President Obama on Wednesday is taking his “winning the future” theme to Wisconsin, a state that swung to Republicans in 2010 and is critical to his reelection effort.
 
The president and his team expected significant losses in the November midterms, but there were a handful of defeats that caused more heartburn than others.
 

ADVERTISEMENT

Many were in the critical battleground of Wisconsin, where Obama will tour a power technology company a day after the State of the Union.
 
Aides believe the message of the address is tailor-made for the Midwest, an area critical to the White House’s campaign. The speech focused on making the U.S. competitive in a global economy, a worry for the small manufacturers and workers in the industrial heartland.
 
White House aides said this week they think Obama's message of keeping America competitive will play well not only in Wisconsin but in neighboring swing states like Michigan, Iowa and Minnesota.
 
Obama won Wisconsin, Michigan, the key battleground state of Ohio and even Indiana in 2008. Losing Wisconsin, a state he won by 14 percentage points just two years ago, would be a heavy blow.
 
Few of the setbacks Obama and Democrats experienced in the midterms were as thorough and complete as those in Wisconsin.
 
The White House handpicked Milwaukee Mayor Tom Barrett (D) to hold the state’s governor’s mansion after Democrat Jim Doyle said he would retire, only to see his candidacy go down.
 
Obama worked to save Sen. Russ Feingold (D-Wis.) to no avail, as the incumbent went down to political neophyte Ron JohnsonRonald (Ron) Harold JohnsonSenate panels to interview former Hunter Biden business associate Friday Trump and advisers considering firing FBI director after election: WaPo Biden: Johnson should be 'ashamed' for suggesting family profited from their name MORE (R).
 
Rep. David Obey’s seat, which the Wisconsin Democrat held for 41 years, went to Republican Sean DuffySean DuffyCNN's Ana Navarro to host Biden roundtable on making 'Trump a one-term president' Bottom line McCarthy blasts Pelosi's comments on Trump's weight MORE, who previously was best known for a stint on MTV’s “The Real World.”
 
But it was Barrett’s loss that really had White House aides reaching for the Tums.

Officials hailed Barrett throughout 2010 as a bright spot when other swing-state governors’ offices in Ohio and Pennsylvania were already being moved into the Red column.

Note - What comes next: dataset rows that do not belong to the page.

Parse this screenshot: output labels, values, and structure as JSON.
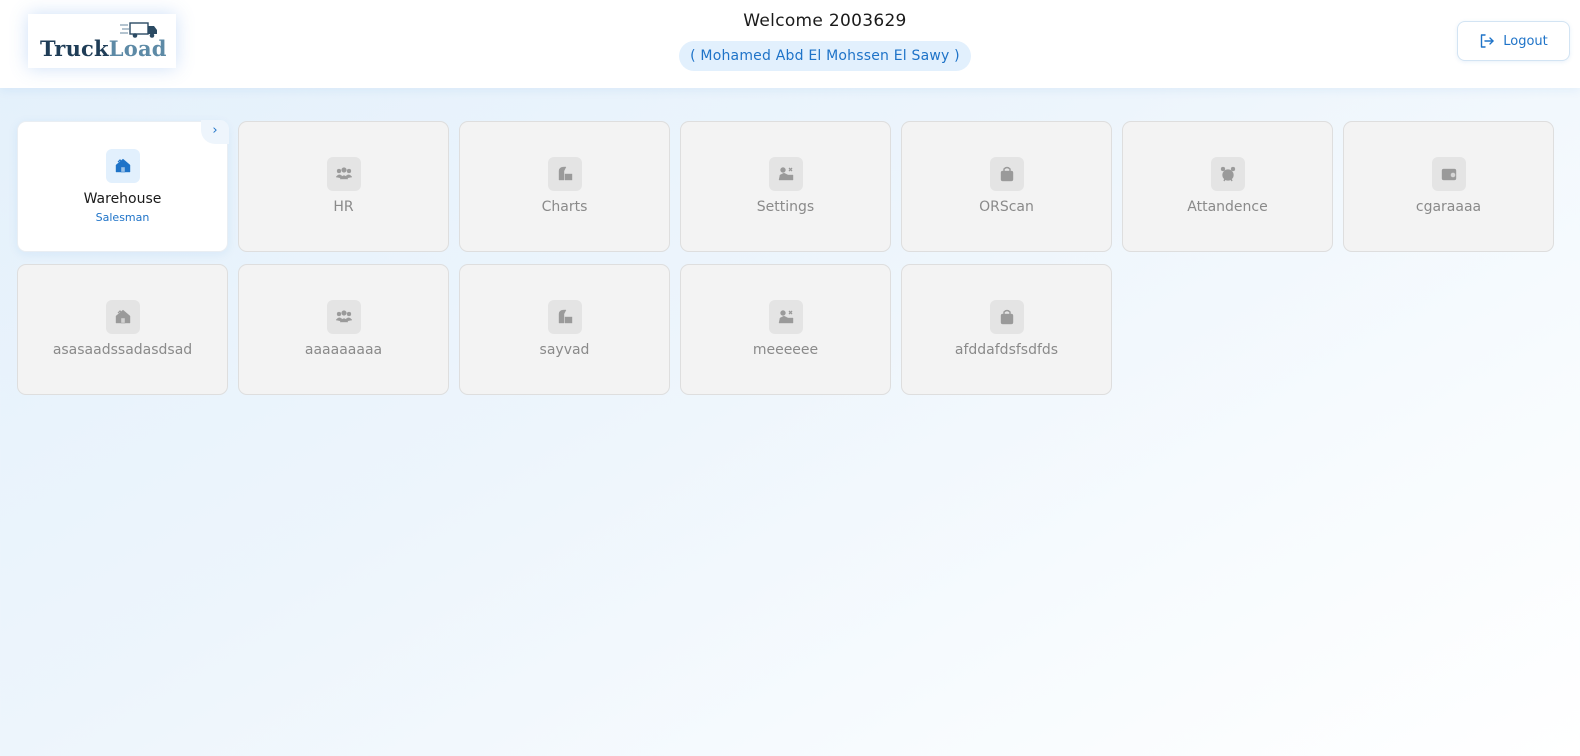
{
  "header": {
    "logo": {
      "part1": "Truck",
      "part2": "Load"
    },
    "welcome": "Welcome 2003629",
    "user_fullname": "( Mohamed Abd El Mohssen El Sawy )",
    "logout_label": "Logout"
  },
  "colors": {
    "accent": "#1e73c8",
    "accent_light": "#e2f0fd",
    "tile_bg": "#f3f3f3",
    "tile_icon_gray": "#9a9a9a"
  },
  "modules": [
    {
      "label": "Warehouse",
      "sub": "Salesman",
      "icon": "warehouse-icon",
      "active": true
    },
    {
      "label": "HR",
      "icon": "people-icon",
      "active": false
    },
    {
      "label": "Charts",
      "icon": "chart-icon",
      "active": false
    },
    {
      "label": "Settings",
      "icon": "settings-icon",
      "active": false
    },
    {
      "label": "ORScan",
      "icon": "bag-icon",
      "active": false
    },
    {
      "label": "Attandence",
      "icon": "alarm-clock-icon",
      "active": false
    },
    {
      "label": "cgaraaaa",
      "icon": "wallet-icon",
      "active": false
    },
    {
      "label": "asasaadssadasdsad",
      "icon": "warehouse-icon",
      "active": false
    },
    {
      "label": "aaaaaaaaa",
      "icon": "people-icon",
      "active": false
    },
    {
      "label": "sayvad",
      "icon": "chart-icon",
      "active": false
    },
    {
      "label": "meeeeee",
      "icon": "settings-icon",
      "active": false
    },
    {
      "label": "afddafdsfsdfds",
      "icon": "bag-icon",
      "active": false
    }
  ]
}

He ended up losing to Republican Gov. Scott Walker by 6 points.
 
The economy, not healthcare, was what drove voters away from Democrats last November.
 
Exit polls from the midterms showed that four out of 10 voters said their economic situation has worsened since Obama took office, according to The New York Times.

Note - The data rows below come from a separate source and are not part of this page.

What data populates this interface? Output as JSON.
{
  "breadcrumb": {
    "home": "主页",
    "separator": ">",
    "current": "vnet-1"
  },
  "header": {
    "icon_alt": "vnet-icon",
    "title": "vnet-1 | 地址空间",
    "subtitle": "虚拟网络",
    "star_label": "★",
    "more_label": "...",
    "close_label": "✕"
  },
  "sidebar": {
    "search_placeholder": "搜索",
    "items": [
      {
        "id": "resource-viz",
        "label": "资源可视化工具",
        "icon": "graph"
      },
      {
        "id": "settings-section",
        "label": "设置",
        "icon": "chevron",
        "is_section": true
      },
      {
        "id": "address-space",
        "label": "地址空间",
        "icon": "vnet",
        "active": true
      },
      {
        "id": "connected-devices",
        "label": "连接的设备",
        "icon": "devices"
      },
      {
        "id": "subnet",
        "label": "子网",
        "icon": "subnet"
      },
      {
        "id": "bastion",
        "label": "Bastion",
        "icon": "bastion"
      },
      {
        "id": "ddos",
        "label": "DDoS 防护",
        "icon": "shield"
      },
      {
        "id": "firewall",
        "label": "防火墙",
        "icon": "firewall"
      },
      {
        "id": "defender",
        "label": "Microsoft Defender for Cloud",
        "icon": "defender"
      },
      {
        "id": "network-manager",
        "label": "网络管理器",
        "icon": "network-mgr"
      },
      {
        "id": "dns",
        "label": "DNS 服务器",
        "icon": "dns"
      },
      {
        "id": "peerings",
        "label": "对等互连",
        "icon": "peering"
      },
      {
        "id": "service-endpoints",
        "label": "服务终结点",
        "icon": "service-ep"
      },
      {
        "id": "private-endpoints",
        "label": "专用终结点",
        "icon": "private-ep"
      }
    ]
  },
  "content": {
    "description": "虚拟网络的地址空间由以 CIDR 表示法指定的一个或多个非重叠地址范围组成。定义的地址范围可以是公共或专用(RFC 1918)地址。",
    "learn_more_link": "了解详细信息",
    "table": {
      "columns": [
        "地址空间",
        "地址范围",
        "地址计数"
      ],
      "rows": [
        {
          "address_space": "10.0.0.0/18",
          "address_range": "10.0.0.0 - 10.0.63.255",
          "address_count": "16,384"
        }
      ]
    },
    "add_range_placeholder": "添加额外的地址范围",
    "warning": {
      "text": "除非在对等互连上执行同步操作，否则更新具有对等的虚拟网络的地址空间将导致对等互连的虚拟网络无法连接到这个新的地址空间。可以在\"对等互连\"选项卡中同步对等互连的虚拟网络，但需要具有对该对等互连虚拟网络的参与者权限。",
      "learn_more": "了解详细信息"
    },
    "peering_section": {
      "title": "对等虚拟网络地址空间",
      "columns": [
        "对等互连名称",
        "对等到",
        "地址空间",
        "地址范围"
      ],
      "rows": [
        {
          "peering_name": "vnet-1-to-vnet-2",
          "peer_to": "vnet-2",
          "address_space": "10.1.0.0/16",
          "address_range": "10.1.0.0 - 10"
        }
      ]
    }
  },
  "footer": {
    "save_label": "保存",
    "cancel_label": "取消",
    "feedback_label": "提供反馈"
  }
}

But the economy is slowly improving and, perhaps more importantly, Obama’s messaging on the issue is too.


Obama’s State of the Union address focused heavily on the economy and increasing America’s competitiveness in the global economy, as the president again tacked hard to the center with his economic messaging.
 
Wisconsin Democrats think that new focus will help Obama in their state, but they warn that Obama will not run away in the election like in 2008.
 
Mike Tate, chairman of the state Democratic Party, said that he thinks both 2008 and 2010 were “anomalies.”
 
“I was never under any illusion that we were a solidly Blue state,” Tate said. “We’ve always been a classic purple state.”
 
Tate said he envisions Obama competing in Wisconsin in battles more like 2000 and 2004, where the Democratic presidential candidate “squeaked out” a narrow victory.

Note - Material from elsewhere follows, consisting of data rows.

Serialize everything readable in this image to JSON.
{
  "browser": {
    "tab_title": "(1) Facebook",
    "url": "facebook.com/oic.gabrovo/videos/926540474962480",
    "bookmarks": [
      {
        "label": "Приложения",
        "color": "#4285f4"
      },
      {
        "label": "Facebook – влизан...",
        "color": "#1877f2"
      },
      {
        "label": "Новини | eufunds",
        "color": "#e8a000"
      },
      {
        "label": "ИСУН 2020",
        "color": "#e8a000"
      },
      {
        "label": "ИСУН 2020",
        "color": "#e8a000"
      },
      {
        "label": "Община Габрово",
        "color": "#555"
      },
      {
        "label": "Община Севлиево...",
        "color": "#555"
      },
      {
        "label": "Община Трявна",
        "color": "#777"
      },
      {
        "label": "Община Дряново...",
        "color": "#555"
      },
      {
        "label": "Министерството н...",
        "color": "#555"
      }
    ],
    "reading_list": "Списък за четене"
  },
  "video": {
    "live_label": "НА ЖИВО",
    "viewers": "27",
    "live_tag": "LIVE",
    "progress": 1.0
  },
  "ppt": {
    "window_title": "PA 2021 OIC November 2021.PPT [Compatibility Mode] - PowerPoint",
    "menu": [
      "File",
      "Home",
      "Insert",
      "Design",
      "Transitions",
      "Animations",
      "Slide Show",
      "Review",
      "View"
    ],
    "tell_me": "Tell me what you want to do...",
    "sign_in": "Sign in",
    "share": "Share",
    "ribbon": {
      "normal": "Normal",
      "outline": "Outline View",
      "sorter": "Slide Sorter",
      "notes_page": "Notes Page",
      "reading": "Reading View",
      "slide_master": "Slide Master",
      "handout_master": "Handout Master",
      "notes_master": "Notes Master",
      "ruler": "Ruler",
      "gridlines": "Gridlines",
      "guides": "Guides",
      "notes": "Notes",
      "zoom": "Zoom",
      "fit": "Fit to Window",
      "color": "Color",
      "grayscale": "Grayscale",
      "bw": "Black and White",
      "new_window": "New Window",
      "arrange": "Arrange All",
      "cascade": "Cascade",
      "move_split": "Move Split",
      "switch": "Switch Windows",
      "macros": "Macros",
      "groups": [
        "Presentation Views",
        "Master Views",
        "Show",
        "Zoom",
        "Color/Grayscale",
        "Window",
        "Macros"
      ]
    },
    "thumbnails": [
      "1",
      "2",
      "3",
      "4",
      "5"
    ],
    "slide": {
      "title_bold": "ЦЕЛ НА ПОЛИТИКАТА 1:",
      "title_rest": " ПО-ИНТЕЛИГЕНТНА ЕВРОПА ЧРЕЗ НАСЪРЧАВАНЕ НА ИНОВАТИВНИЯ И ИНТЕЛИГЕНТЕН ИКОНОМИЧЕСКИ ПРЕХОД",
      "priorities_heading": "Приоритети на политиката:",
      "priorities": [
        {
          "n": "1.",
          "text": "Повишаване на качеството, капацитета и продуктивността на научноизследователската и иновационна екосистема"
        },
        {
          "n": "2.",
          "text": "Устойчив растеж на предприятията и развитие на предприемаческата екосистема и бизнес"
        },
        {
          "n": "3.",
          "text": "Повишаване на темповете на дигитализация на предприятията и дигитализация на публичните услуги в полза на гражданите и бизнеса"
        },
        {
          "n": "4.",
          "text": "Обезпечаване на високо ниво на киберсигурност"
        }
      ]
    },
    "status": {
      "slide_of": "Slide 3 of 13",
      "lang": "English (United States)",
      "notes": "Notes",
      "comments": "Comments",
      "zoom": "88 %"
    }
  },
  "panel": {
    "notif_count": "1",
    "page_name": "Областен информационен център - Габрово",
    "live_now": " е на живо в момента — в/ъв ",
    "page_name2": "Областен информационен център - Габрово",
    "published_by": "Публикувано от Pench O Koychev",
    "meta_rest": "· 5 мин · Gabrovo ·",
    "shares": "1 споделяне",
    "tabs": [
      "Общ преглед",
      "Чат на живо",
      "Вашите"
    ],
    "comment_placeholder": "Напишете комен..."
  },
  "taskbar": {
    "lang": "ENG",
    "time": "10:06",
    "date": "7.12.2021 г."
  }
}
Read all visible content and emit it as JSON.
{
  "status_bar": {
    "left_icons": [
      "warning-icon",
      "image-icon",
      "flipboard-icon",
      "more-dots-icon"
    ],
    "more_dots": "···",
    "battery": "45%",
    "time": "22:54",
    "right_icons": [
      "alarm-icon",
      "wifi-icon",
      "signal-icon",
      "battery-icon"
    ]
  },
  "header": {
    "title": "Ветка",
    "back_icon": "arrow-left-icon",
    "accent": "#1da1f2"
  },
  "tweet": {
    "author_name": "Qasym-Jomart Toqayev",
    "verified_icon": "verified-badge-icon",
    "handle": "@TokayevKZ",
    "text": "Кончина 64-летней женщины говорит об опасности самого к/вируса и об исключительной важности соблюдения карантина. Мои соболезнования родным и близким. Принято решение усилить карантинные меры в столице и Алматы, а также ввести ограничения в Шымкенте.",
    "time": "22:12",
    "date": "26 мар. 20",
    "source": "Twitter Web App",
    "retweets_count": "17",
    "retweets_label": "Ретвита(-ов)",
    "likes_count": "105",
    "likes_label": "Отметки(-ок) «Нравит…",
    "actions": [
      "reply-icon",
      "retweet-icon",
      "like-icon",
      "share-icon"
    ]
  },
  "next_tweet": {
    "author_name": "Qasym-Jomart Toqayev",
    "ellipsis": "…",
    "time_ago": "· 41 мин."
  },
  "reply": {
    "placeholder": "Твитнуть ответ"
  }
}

“In ’08 we got lucky,” Tate said. “And in 2010 we didn’t.”
 
Charles Franklin, a political science professor at the University of Wisconsin at Madison, said Obama likely won’t win Wisconsin by the margin he did in 2008.
 
“It would be astonishing if he did,” Franklin said. “The question is: How far does [the margin] go down?”
 
The bigger challenge for the campaign might be ensuring that Obama can put the state in his ‘win’ column earlier rather than later, which would allow him to spend more time and money in other states.
 
“He needs Wisconsin to not be his crucial battleground state in ’12,” Franklin said.
 
To that end, Franklin said, he expects to see Obama in Wisconsin early and often as he tries to shore up his support.
 
Obama will be challenged by some key Republicans in the state.

Budget hawk and rising GOP star Rep. Paul RyanPaul Davis RyanMcCarthy faces pushback from anxious Republicans over interview comments Pelosi and Trump go a full year without speaking Jordan vows to back McCarthy as leader even if House loses more GOP seats MORE (R-Wis.) enjoyed an enormous platform Tuesday night when he delivered the Republican State of the Union response.
 
And Reince Priebus, the new chairman of the Republican National Committee, comes to the national stage after chairing the state party through last year’s victories.
 
Obama landed in Green Bay on Wednesday morning, a tough place for a Chicago Bears fan.
 
In addition to the chilly welcome the president is likely to get from the state’s Republicans, at least one member of the Packers squad has already laid a layer of frost for the president.
 
After Obama said he would go to the Super Bowl to see his Bears — and predicted a 20-17 win — the Packers ended the Bears run.
 
Packers cornerback Charles Woodson had some choice words for a commander-in-chief who won’t make the trip to Dallas to see Green Bay in the Super Bowl.
 
“The president don’t want to come watch us win the Super Bowl?” Woodson said. “Guess what? We’ll go see him.”
 
It’s unclear whether Obama’s football loyalties will hurt him with Wisconsin’s voters in two years.

Youngman is the White House correspondent for The Hill. Find his column, Obama’s Bid for Reelection, on thehill.com.

This story was first posted at 6:04 a.m.